### Task details
Copy each line of the entries below that contains the string "Tree".

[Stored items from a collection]

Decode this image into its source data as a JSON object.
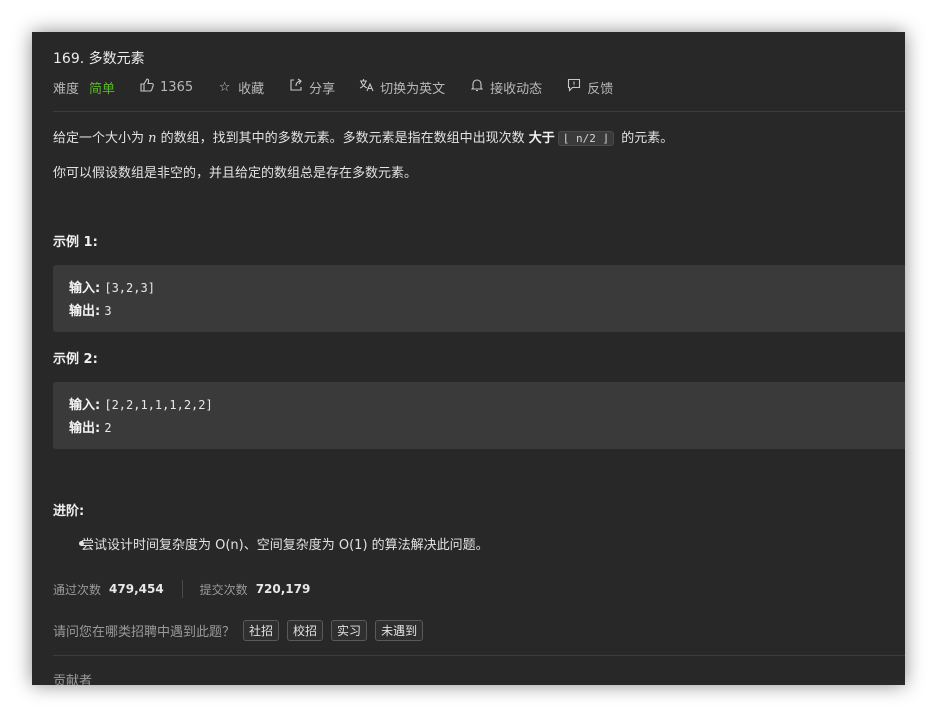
{
  "problem": {
    "title": "169. 多数元素",
    "difficulty_label": "难度",
    "difficulty": "简单",
    "likes": "1365",
    "actions": {
      "favorite": "收藏",
      "share": "分享",
      "switch_lang": "切换为英文",
      "subscribe": "接收动态",
      "feedback": "反馈"
    }
  },
  "description": {
    "p1_part1": "给定一个大小为 ",
    "p1_var": "n",
    "p1_part2": " 的数组，找到其中的多数元素。多数元素是指在数组中出现次数 ",
    "p1_bold": "大于",
    "p1_code": "⌊ n/2 ⌋",
    "p1_part3": " 的元素。",
    "p2": "你可以假设数组是非空的，并且给定的数组总是存在多数元素。"
  },
  "examples": [
    {
      "heading": "示例 1:",
      "input_label": "输入:",
      "input": "[3,2,3]",
      "output_label": "输出:",
      "output": "3"
    },
    {
      "heading": "示例 2:",
      "input_label": "输入:",
      "input": "[2,2,1,1,1,2,2]",
      "output_label": "输出:",
      "output": "2"
    }
  ],
  "advanced": {
    "heading": "进阶:",
    "item": "尝试设计时间复杂度为 O(n)、空间复杂度为 O(1) 的算法解决此问题。"
  },
  "stats": {
    "accepted_label": "通过次数",
    "accepted": "479,454",
    "submitted_label": "提交次数",
    "submitted": "720,179"
  },
  "survey": {
    "question": "请问您在哪类招聘中遇到此题？",
    "options": [
      "社招",
      "校招",
      "实习",
      "未遇到"
    ]
  },
  "contributors_label": "贡献者"
}
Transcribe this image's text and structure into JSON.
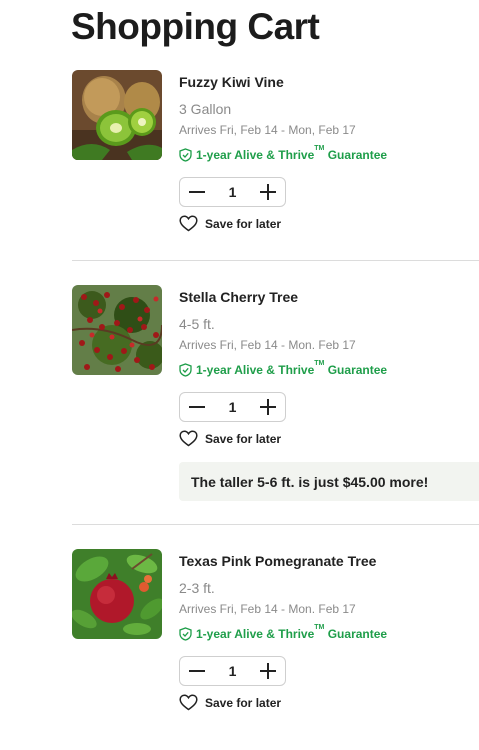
{
  "page": {
    "title": "Shopping Cart"
  },
  "items": [
    {
      "name": "Fuzzy Kiwi Vine",
      "size": "3 Gallon",
      "arrives": "Arrives Fri, Feb 14 - Mon, Feb 17",
      "guarantee": "1-year Alive & Thrive",
      "guarantee_tm": "TM",
      "guarantee_suffix": " Guarantee",
      "quantity": "1",
      "save_label": "Save for later"
    },
    {
      "name": "Stella Cherry Tree",
      "size": "4-5 ft.",
      "arrives": "Arrives Fri, Feb 14 - Mon. Feb 17",
      "guarantee": "1-year Alive & Thrive",
      "guarantee_tm": "TM",
      "guarantee_suffix": " Guarantee",
      "quantity": "1",
      "save_label": "Save for later",
      "upsell": "The taller 5-6 ft. is just $45.00 more!"
    },
    {
      "name": "Texas Pink Pomegranate Tree",
      "size": "2-3 ft.",
      "arrives": "Arrives Fri, Feb 14 - Mon. Feb 17",
      "guarantee": "1-year Alive & Thrive",
      "guarantee_tm": "TM",
      "guarantee_suffix": " Guarantee",
      "quantity": "1",
      "save_label": "Save for later"
    }
  ],
  "icons": {
    "shield": "shield-check-icon",
    "heart": "heart-icon",
    "minus": "minus-icon",
    "plus": "plus-icon"
  },
  "colors": {
    "guarantee_green": "#1f9e4a",
    "upsell_bg": "#f2f4f0",
    "muted_text": "#8a8a8a"
  }
}
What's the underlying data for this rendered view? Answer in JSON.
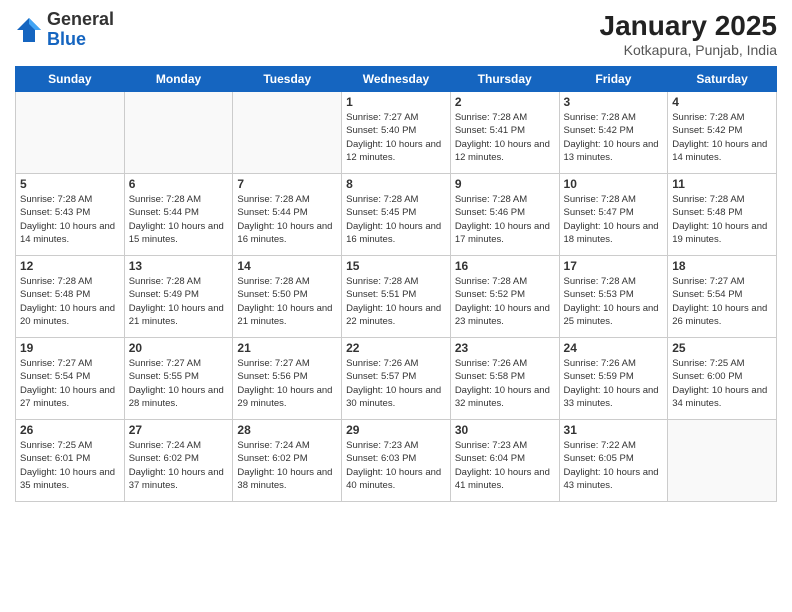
{
  "header": {
    "logo_general": "General",
    "logo_blue": "Blue",
    "month_title": "January 2025",
    "location": "Kotkapura, Punjab, India"
  },
  "days_of_week": [
    "Sunday",
    "Monday",
    "Tuesday",
    "Wednesday",
    "Thursday",
    "Friday",
    "Saturday"
  ],
  "weeks": [
    [
      {
        "day": "",
        "sunrise": "",
        "sunset": "",
        "daylight": "",
        "empty": true
      },
      {
        "day": "",
        "sunrise": "",
        "sunset": "",
        "daylight": "",
        "empty": true
      },
      {
        "day": "",
        "sunrise": "",
        "sunset": "",
        "daylight": "",
        "empty": true
      },
      {
        "day": "1",
        "sunrise": "Sunrise: 7:27 AM",
        "sunset": "Sunset: 5:40 PM",
        "daylight": "Daylight: 10 hours and 12 minutes.",
        "empty": false
      },
      {
        "day": "2",
        "sunrise": "Sunrise: 7:28 AM",
        "sunset": "Sunset: 5:41 PM",
        "daylight": "Daylight: 10 hours and 12 minutes.",
        "empty": false
      },
      {
        "day": "3",
        "sunrise": "Sunrise: 7:28 AM",
        "sunset": "Sunset: 5:42 PM",
        "daylight": "Daylight: 10 hours and 13 minutes.",
        "empty": false
      },
      {
        "day": "4",
        "sunrise": "Sunrise: 7:28 AM",
        "sunset": "Sunset: 5:42 PM",
        "daylight": "Daylight: 10 hours and 14 minutes.",
        "empty": false
      }
    ],
    [
      {
        "day": "5",
        "sunrise": "Sunrise: 7:28 AM",
        "sunset": "Sunset: 5:43 PM",
        "daylight": "Daylight: 10 hours and 14 minutes.",
        "empty": false
      },
      {
        "day": "6",
        "sunrise": "Sunrise: 7:28 AM",
        "sunset": "Sunset: 5:44 PM",
        "daylight": "Daylight: 10 hours and 15 minutes.",
        "empty": false
      },
      {
        "day": "7",
        "sunrise": "Sunrise: 7:28 AM",
        "sunset": "Sunset: 5:44 PM",
        "daylight": "Daylight: 10 hours and 16 minutes.",
        "empty": false
      },
      {
        "day": "8",
        "sunrise": "Sunrise: 7:28 AM",
        "sunset": "Sunset: 5:45 PM",
        "daylight": "Daylight: 10 hours and 16 minutes.",
        "empty": false
      },
      {
        "day": "9",
        "sunrise": "Sunrise: 7:28 AM",
        "sunset": "Sunset: 5:46 PM",
        "daylight": "Daylight: 10 hours and 17 minutes.",
        "empty": false
      },
      {
        "day": "10",
        "sunrise": "Sunrise: 7:28 AM",
        "sunset": "Sunset: 5:47 PM",
        "daylight": "Daylight: 10 hours and 18 minutes.",
        "empty": false
      },
      {
        "day": "11",
        "sunrise": "Sunrise: 7:28 AM",
        "sunset": "Sunset: 5:48 PM",
        "daylight": "Daylight: 10 hours and 19 minutes.",
        "empty": false
      }
    ],
    [
      {
        "day": "12",
        "sunrise": "Sunrise: 7:28 AM",
        "sunset": "Sunset: 5:48 PM",
        "daylight": "Daylight: 10 hours and 20 minutes.",
        "empty": false
      },
      {
        "day": "13",
        "sunrise": "Sunrise: 7:28 AM",
        "sunset": "Sunset: 5:49 PM",
        "daylight": "Daylight: 10 hours and 21 minutes.",
        "empty": false
      },
      {
        "day": "14",
        "sunrise": "Sunrise: 7:28 AM",
        "sunset": "Sunset: 5:50 PM",
        "daylight": "Daylight: 10 hours and 21 minutes.",
        "empty": false
      },
      {
        "day": "15",
        "sunrise": "Sunrise: 7:28 AM",
        "sunset": "Sunset: 5:51 PM",
        "daylight": "Daylight: 10 hours and 22 minutes.",
        "empty": false
      },
      {
        "day": "16",
        "sunrise": "Sunrise: 7:28 AM",
        "sunset": "Sunset: 5:52 PM",
        "daylight": "Daylight: 10 hours and 23 minutes.",
        "empty": false
      },
      {
        "day": "17",
        "sunrise": "Sunrise: 7:28 AM",
        "sunset": "Sunset: 5:53 PM",
        "daylight": "Daylight: 10 hours and 25 minutes.",
        "empty": false
      },
      {
        "day": "18",
        "sunrise": "Sunrise: 7:27 AM",
        "sunset": "Sunset: 5:54 PM",
        "daylight": "Daylight: 10 hours and 26 minutes.",
        "empty": false
      }
    ],
    [
      {
        "day": "19",
        "sunrise": "Sunrise: 7:27 AM",
        "sunset": "Sunset: 5:54 PM",
        "daylight": "Daylight: 10 hours and 27 minutes.",
        "empty": false
      },
      {
        "day": "20",
        "sunrise": "Sunrise: 7:27 AM",
        "sunset": "Sunset: 5:55 PM",
        "daylight": "Daylight: 10 hours and 28 minutes.",
        "empty": false
      },
      {
        "day": "21",
        "sunrise": "Sunrise: 7:27 AM",
        "sunset": "Sunset: 5:56 PM",
        "daylight": "Daylight: 10 hours and 29 minutes.",
        "empty": false
      },
      {
        "day": "22",
        "sunrise": "Sunrise: 7:26 AM",
        "sunset": "Sunset: 5:57 PM",
        "daylight": "Daylight: 10 hours and 30 minutes.",
        "empty": false
      },
      {
        "day": "23",
        "sunrise": "Sunrise: 7:26 AM",
        "sunset": "Sunset: 5:58 PM",
        "daylight": "Daylight: 10 hours and 32 minutes.",
        "empty": false
      },
      {
        "day": "24",
        "sunrise": "Sunrise: 7:26 AM",
        "sunset": "Sunset: 5:59 PM",
        "daylight": "Daylight: 10 hours and 33 minutes.",
        "empty": false
      },
      {
        "day": "25",
        "sunrise": "Sunrise: 7:25 AM",
        "sunset": "Sunset: 6:00 PM",
        "daylight": "Daylight: 10 hours and 34 minutes.",
        "empty": false
      }
    ],
    [
      {
        "day": "26",
        "sunrise": "Sunrise: 7:25 AM",
        "sunset": "Sunset: 6:01 PM",
        "daylight": "Daylight: 10 hours and 35 minutes.",
        "empty": false
      },
      {
        "day": "27",
        "sunrise": "Sunrise: 7:24 AM",
        "sunset": "Sunset: 6:02 PM",
        "daylight": "Daylight: 10 hours and 37 minutes.",
        "empty": false
      },
      {
        "day": "28",
        "sunrise": "Sunrise: 7:24 AM",
        "sunset": "Sunset: 6:02 PM",
        "daylight": "Daylight: 10 hours and 38 minutes.",
        "empty": false
      },
      {
        "day": "29",
        "sunrise": "Sunrise: 7:23 AM",
        "sunset": "Sunset: 6:03 PM",
        "daylight": "Daylight: 10 hours and 40 minutes.",
        "empty": false
      },
      {
        "day": "30",
        "sunrise": "Sunrise: 7:23 AM",
        "sunset": "Sunset: 6:04 PM",
        "daylight": "Daylight: 10 hours and 41 minutes.",
        "empty": false
      },
      {
        "day": "31",
        "sunrise": "Sunrise: 7:22 AM",
        "sunset": "Sunset: 6:05 PM",
        "daylight": "Daylight: 10 hours and 43 minutes.",
        "empty": false
      },
      {
        "day": "",
        "sunrise": "",
        "sunset": "",
        "daylight": "",
        "empty": true
      }
    ]
  ]
}
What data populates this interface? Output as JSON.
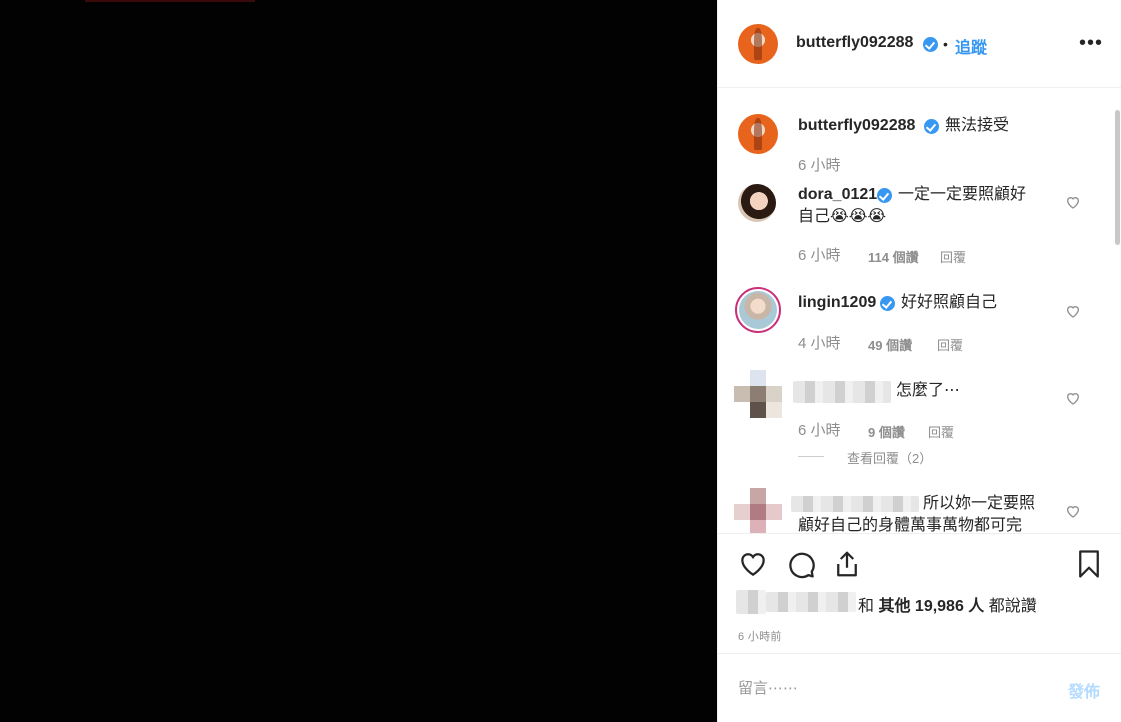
{
  "header": {
    "username": "butterfly092288",
    "separator": "•",
    "follow_label": "追蹤",
    "more_label": "•••"
  },
  "caption": {
    "username": "butterfly092288",
    "text": "無法接受",
    "time": "6 小時"
  },
  "comments": [
    {
      "username": "dora_0121",
      "text_line1": "一定一定要照顧好",
      "text_line2": "自己😭😭😭",
      "time": "6 小時",
      "likes": "114 個讚",
      "reply": "回覆"
    },
    {
      "username": "lingin1209",
      "text": "好好照顧自己",
      "time": "4 小時",
      "likes": "49 個讚",
      "reply": "回覆"
    },
    {
      "text": "怎麼了⋯",
      "time": "6 小時",
      "likes": "9 個讚",
      "reply": "回覆",
      "view_replies": "查看回覆（2）",
      "view_replies_dash": "——"
    },
    {
      "text_line1": "所以妳一定要照",
      "text_line2": "顧好自己的身體萬事萬物都可完"
    }
  ],
  "likes_summary": {
    "conj": "和",
    "others": "其他 19,986 人",
    "suffix": "都說讚"
  },
  "post_time": "6 小時前",
  "composer": {
    "placeholder": "留言⋯⋯",
    "post_label": "發佈"
  },
  "colors": {
    "accent": "#3897f0",
    "post_disabled": "#b3dbff"
  }
}
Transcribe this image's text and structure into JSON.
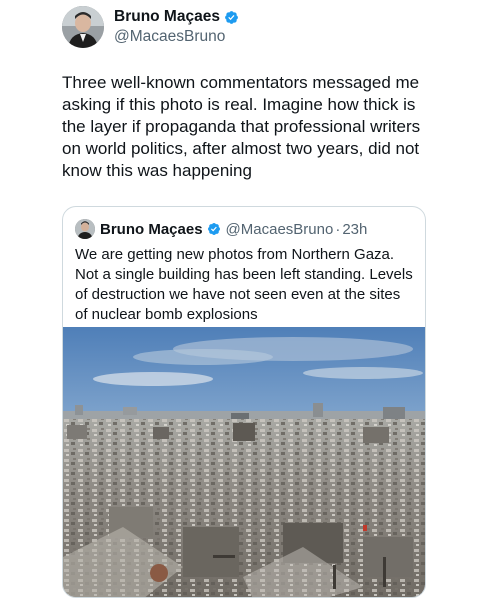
{
  "tweet": {
    "author_name": "Bruno Maçaes",
    "author_handle": "@MacaesBruno",
    "text": "Three well-known commentators messaged me asking if this photo is real. Imagine how thick is the layer if propaganda that professional writers on world politics, after almost two years, did not know this was happening"
  },
  "quoted_tweet": {
    "author_name": "Bruno Maçaes",
    "author_handle": "@MacaesBruno",
    "separator": "·",
    "time": "23h",
    "text": "We are getting new photos from Northern Gaza. Not a single building has been left standing. Levels of destruction we have not seen even at the sites of nuclear bomb explosions"
  },
  "icons": {
    "verified": "verified-badge-icon"
  },
  "colors": {
    "verified_blue": "#1d9bf0",
    "text_primary": "#0f1419",
    "text_secondary": "#536471",
    "border": "#cfd9de"
  }
}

### Answer to this problem
      "name": "Stella Cherry Tree",
      "name": "Texas Pink Pomegranate Tree",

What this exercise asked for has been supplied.